[Records excerpted from a collection]
○ ○ ○ ○ ○ ○ ○

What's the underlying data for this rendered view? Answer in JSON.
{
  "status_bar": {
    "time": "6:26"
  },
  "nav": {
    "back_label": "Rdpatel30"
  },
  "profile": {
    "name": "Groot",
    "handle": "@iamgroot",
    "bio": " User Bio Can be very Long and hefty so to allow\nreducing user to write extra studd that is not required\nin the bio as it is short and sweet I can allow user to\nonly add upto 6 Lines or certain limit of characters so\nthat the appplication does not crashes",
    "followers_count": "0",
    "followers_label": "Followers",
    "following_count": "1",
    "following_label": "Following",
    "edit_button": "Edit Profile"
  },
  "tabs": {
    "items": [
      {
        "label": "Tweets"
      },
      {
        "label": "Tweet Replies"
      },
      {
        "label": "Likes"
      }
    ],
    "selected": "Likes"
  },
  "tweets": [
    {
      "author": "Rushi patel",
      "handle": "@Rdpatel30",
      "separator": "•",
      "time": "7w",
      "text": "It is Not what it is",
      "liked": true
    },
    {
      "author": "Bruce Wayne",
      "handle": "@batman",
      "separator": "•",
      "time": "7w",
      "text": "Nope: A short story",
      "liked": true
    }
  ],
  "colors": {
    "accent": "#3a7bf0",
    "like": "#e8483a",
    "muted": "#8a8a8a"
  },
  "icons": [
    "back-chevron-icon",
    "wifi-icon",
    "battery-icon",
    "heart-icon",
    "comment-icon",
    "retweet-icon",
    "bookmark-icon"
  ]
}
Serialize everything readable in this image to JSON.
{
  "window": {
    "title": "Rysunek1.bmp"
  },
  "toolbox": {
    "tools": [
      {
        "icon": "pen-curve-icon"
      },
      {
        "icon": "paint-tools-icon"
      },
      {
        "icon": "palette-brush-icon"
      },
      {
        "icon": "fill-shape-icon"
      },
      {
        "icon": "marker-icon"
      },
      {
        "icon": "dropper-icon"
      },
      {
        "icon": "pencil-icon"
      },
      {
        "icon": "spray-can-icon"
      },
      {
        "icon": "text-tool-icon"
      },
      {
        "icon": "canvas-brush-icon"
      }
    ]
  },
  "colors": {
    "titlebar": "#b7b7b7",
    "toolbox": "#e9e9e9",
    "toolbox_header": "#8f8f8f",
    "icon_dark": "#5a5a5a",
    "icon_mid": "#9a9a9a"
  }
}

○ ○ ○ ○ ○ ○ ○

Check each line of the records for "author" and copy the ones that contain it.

● **Finished task**
      "author": "Rushi patel",
      "author": "Bruce Wayne",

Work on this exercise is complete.